Essential steps to smarter healthcare
The healthcare industry now needs to perform on a more competitive, outcomes basis, shifting from fee for service to value based on quality and cost. Here are a few examples of organisations that are focusing on different aspects of quality and making real progress.
Efficiency and quality of care
Healthcare organisations can use analytics to uncover insights to identify and act on meaningful trends in clinical and quality indicators, making processes more efficient.
- Servicio Extremeño de Salud (SES) improved patient care with an integrated healthcare information management system.
- Antwerp Hospital Network in Belgium accelerated time to obtain financial results with a new information management solution based on IBM Cognos 8 BI.
- The University of North Carolina (US) unified multiple data sources in a robust data warehouse solution, making it possible to support a research agenda that includes cohort selection, quality improvement and disease management.
Whether at the bedtime, in the operating room or the emergency department, the time that care providers spend with patients is of the utmost value.
- Saint Michael's Medical Center (US) uses smart automatic tracking systems to help eliminate inefficiency, improve patient safety and save hundreds of thousands of dollars in lost and underutilised equipment.

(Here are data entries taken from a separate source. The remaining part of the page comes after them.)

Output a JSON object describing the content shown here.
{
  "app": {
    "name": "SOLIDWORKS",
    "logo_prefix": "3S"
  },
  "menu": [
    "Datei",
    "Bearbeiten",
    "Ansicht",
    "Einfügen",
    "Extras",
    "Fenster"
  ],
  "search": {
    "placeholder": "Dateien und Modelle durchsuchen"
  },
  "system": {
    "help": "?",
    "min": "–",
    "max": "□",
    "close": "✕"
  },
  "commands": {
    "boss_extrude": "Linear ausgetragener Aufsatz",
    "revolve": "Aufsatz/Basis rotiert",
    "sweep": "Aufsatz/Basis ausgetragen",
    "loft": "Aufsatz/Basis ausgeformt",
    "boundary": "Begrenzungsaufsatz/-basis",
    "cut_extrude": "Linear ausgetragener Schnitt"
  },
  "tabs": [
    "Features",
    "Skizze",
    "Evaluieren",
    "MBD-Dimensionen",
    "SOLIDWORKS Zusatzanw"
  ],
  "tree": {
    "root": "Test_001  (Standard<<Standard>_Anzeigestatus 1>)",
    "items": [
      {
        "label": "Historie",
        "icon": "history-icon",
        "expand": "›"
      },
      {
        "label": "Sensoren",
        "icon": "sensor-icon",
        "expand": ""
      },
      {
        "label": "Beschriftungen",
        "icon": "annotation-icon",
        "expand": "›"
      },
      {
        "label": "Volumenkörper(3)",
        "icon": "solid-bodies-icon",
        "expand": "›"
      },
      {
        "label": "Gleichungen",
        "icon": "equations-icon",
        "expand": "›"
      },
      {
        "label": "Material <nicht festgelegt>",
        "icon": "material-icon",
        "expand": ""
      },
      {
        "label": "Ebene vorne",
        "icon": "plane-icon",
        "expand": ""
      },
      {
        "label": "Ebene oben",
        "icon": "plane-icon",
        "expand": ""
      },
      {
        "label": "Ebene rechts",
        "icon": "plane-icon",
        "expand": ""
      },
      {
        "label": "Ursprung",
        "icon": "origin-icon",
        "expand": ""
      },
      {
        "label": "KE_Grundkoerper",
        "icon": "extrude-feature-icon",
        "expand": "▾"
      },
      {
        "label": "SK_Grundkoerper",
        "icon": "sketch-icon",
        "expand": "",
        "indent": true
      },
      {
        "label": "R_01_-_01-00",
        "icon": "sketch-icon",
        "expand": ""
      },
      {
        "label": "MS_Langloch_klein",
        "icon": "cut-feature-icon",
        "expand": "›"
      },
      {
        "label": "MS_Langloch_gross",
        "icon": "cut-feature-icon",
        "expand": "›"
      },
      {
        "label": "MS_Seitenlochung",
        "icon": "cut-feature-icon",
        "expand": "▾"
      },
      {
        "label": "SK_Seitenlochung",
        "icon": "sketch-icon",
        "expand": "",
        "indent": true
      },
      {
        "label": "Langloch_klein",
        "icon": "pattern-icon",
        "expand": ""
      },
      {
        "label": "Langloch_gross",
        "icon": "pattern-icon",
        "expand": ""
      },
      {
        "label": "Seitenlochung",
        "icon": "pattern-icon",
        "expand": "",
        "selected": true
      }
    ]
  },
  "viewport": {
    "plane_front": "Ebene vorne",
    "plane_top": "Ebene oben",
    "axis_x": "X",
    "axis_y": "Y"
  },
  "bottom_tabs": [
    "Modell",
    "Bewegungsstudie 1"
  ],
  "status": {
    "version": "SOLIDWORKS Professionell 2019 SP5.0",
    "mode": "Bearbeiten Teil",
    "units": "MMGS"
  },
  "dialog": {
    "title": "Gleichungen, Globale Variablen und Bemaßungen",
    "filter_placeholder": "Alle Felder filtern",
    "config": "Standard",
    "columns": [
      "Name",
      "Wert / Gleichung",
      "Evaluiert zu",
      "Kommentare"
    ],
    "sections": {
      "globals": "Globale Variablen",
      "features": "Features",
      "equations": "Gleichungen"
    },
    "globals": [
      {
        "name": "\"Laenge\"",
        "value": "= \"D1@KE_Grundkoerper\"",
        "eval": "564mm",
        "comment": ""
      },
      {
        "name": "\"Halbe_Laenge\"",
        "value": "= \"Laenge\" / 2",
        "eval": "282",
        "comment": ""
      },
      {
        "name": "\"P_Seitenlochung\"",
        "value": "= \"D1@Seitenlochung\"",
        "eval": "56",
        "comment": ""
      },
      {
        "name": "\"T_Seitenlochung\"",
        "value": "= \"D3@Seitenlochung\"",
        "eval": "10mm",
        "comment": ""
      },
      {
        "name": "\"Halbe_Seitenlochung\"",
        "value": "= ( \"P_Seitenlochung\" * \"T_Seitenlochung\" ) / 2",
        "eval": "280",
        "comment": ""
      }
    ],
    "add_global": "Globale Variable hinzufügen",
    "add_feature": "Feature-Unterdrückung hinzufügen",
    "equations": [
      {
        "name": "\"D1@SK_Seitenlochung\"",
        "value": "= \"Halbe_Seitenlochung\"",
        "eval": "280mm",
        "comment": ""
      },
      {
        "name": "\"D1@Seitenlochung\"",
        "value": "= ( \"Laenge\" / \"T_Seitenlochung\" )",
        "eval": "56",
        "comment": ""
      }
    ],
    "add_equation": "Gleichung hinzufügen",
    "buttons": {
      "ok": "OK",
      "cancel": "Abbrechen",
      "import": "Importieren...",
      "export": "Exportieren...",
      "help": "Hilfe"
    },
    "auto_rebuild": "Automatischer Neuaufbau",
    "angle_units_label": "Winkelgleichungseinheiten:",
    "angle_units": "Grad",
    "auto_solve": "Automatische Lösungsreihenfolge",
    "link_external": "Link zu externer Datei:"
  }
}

It also prevents caregivers from spending valuable patient care time looking for the equipment they need.
- University of Pittsburgh Medical Center (US) developed SmartRoom, a workflow optimisation system that leverages clinical intelligence to guide nursing decisions and activities.
Use analytics to predict outcomes
Correlating and analysing information including patient demographics, diagnostic information and clinical data can help to identify and develop more effective treatments, leading to more personalised care.
- Centerstone Research Institute (US) (PDF, 1.03MB), a large American mental health institute, improved patient outcomes and contained costs by deploying a data mining solution built on IBM SPSS Statistics and IBM SPSS Modeler software that analyses multivariable patient treatment information to improve predictions of patient outcomes and help clinicians optimise treatments.
Improve care for patients with chronic disease
According to the World Health Organisation (link resides outside of ibm.com), heart disease, stroke, cancer, chronic respiratory diseases and diabetes, are by far the leading cause of mortality in the world, representing 60% of all deaths.
- During the long running chronic disease management process, Peking University People's Hospital (US) helps patients and clinicians clearly understand what clinical activities took place in the past, what actions should be taken at the point of care, and the next steps to take.
- Reports and proactive alerts for disease management can help physicians to better serve the needs of their patients and improve outcomes.
Use genetic insights to help diagnose hereditary disease
Incorporating individualised patient information into analyses using advanced analytics can help to determine more effective treatments.
- Italy's Rizzoli Orthopaedic Institute (US) sought stronger tools to study the genetic underpinnings of rare hereditary bone diseases. With IBM, they developed a first-of-a-kind pedigree analytics platform that integrates genomic data, medical images and family history into a powerful research tool.